My daughter, on the other hand, does not care about holes, branches, people, dogs, tanks, or aliens. She just gets on her scooter and off she goes. She’s the same in swimming pools – while you are patiently trying to explain the best way to enter the water, she’s already jumped in from one of the diving boards, screaming ‘Banzaiiii!!!’ as she does so and almost giving the ladies in the water-trampolining club a group coronary in the process.

She’s seven by the way.

So this week, as it’s the holidays, I’ve been doing my best to find them great ramps. I found one, a great one, a super smooth one.

I wished I’d never found it.

You see I forgot the first rule of parenting when it comes to doing anything with kids involving wheels – always use a helmet. I didn’t bring them with me, as I thought, naively, that it would be OK, nothing would go wrong. But it wasn’t OK, and it did go wrong…

The kids had been up and down this ‘mega-ramp’ quite a few times, with no problems whatsoever. In fact we’d just decided that we’d had enough and would go and look for another, even better one. the kids just wanted one more go, and looked at me with that look – you know the one – and so I relented and off they went, for one last blast.

My daughter came hurtling down – sans helmet of course – then made a kind of ‘Whoah’ sound and wobbled to the left. Then she slid, and fell completely off her scooter, just sliding along the floor on her front, and then immediately sat up. I thought she was OK at first. Until she started screaming, then looked at me and I was forced to watch in horror as her forehead turned green. I’ve never seen anything like it before, and I never want to see anything like it again. It was like some bizarre special effect, only it was real and it was on my daughter’s head.

I quickly bundled her into the car and we raced off to the hospital, stopping to pick her mum up from work on the way, and getting her checked out by the on-site medical professional while we were there, who thought she was fine but ‘You never know….’. My daughter had regained some of her composure by this point, even with what appeared to be a small planet stuck to the front of her head, and was able to count all fingers held up in front of her and let us know that she was hungry.

We were seen relatively quickly at the hospital, they checked her over, admonished me for neglecting the head-protection, and then let us go after a brief period of monitoring, advising us to watch her for the next 24 hours and return if anything was ‘off’. Happily she’s recovered well, only feels pain if she touches her bump and is very happy with the bottle of perfume that Daddy bought her to assuage his guilt (it didn’t work 100%).

However as the swelling has progressed it’s made her face take on a distinctly disturbing aspect, changing the way her eyes appear, and making her look, well, a bit creepy. A bit like one of the vampires from Buffy The Vampire Slayer, truth be told. It’s gotten so unnerving that we’ve even mentioned using garlic, crucifixes and holy water on her if she answers back, or doesn’t eat all her food.

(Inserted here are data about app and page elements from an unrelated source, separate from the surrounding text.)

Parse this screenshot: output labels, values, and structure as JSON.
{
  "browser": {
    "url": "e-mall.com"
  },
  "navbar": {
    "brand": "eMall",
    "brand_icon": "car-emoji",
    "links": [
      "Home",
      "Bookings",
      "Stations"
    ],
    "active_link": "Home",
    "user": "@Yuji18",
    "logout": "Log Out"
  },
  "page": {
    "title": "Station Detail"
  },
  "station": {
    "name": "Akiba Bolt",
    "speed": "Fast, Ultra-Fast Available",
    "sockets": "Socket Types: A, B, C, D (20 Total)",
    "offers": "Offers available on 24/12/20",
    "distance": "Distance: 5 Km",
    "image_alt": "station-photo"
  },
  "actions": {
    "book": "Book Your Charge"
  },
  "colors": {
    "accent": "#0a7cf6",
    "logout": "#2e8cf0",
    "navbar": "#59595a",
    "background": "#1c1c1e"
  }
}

I also asked her if she wanted me to take the mirror out of her room as ‘It’s useless for you now’. She even plays into the ‘part’ and will happily chase you around the house, hissing and baring her teeth. She even faux-chomped my neck last night, which was quite the most bizarre sensation I’ve ever experienced, and not something I want to repeat, ever.

She’s been a very, very good sport about it, and I’m surprised at how little it bothers her, as she can be very self conscious at times (she pointblank refuses to have any form of physical contact with myself or her mother outside the school gates). The swelling will go down, very soon, hopefully.

And in future I will make sure that where there are wheels, there’s always helmets too.

And soon, very soon, I’m sure I’ll be able to stop sleeping with a wooden stake under my pillow…